Rahway is a city in southern Union County, New Jersey, United States. It is part of the New York metropolitan area, 21.6 miles (34.8 km) southwest of Manhattan and 5 miles (8.0 km) west of Staten Island. As of the 2010 United States Census, the city's population was 27,346, reflecting an increase of 846 (+3.2%) from the 26,500 counted in the 2000 Census, which had in turn increased by 1,175 (+4.6%) from the 25,325 counted in the 1990 Census.
Rahway and the surrounding area were once the home of the Lenni Lenape Native Americans, and tradition states that the city was named after Rahwack, a local tribal chief.
Formal European settlement began in 1664 with the purchase by the English from the Lenape of the Elizabethtown Tract, which encompassed lands from the mouth of the Raritan River and included all of present-day Union County as well as parts of Somerset, Middlesex, Morris and Essex counties. The Seventeenth Century Clark House is one of the oldest buildings in the state.
Rahway saw action during the American Revolutionary War because of its proximity to Staten Island, Elizabethtown and Perth Amboy. In January 1777, rebels were victorious against the British in the Battle of Spanktown, which resulted in the death of some 100 British troops. The battle was named this after Rahway's original name given to it by the first settlers, Spanktown, which is said to have been chosen "because an early settler publicly took his spouse across his knee and chastised her".

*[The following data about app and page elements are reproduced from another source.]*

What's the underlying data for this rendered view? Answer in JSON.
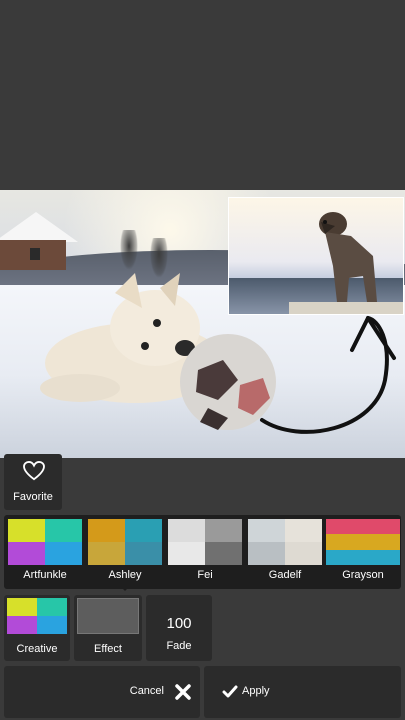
{
  "toolbar": {
    "favorite_label": "Favorite",
    "favorite_icon": "heart-icon"
  },
  "filters": [
    {
      "name": "Artfunkle",
      "colors": [
        "#d7e02a",
        "#27c6a8",
        "#b24bd8",
        "#2aa3e0"
      ]
    },
    {
      "name": "Ashley",
      "colors": [
        "#d49a1a",
        "#2a9fb3",
        "#c8a63a",
        "#3a8fa8"
      ]
    },
    {
      "name": "Fei",
      "colors": [
        "#dcdcdc",
        "#9a9a9a",
        "#e8e8e8",
        "#707070"
      ]
    },
    {
      "name": "Gadelf",
      "colors": [
        "#cfd5d8",
        "#e6e2da",
        "#b9bfc3",
        "#dedad2"
      ]
    },
    {
      "name": "Grayson",
      "colors": [
        "#e04a6a",
        "#d8a820",
        "#2aa8c8",
        "#e04a6a"
      ]
    }
  ],
  "selected_filter": "Ashley",
  "options": {
    "creative_label": "Creative",
    "effect_label": "Effect",
    "fade_value": "100",
    "fade_label": "Fade"
  },
  "actions": {
    "cancel_label": "Cancel",
    "apply_label": "Apply"
  },
  "colors": {
    "background": "#3a3a3a",
    "tile": "#2b2b2b",
    "filter_strip": "#1e1e1e"
  }
}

The Merchants' and Drovers' Tavern resides at the corner of St. Georges and Westfield Avenues. The earliest buildings at the site date to 1795 and the property remains one of Rahway's most prominent historical landmarks. George Washington visited Rahway during his travel to New York City prior to his presidential inauguration in 1789. A marker across the street from the tavern reads: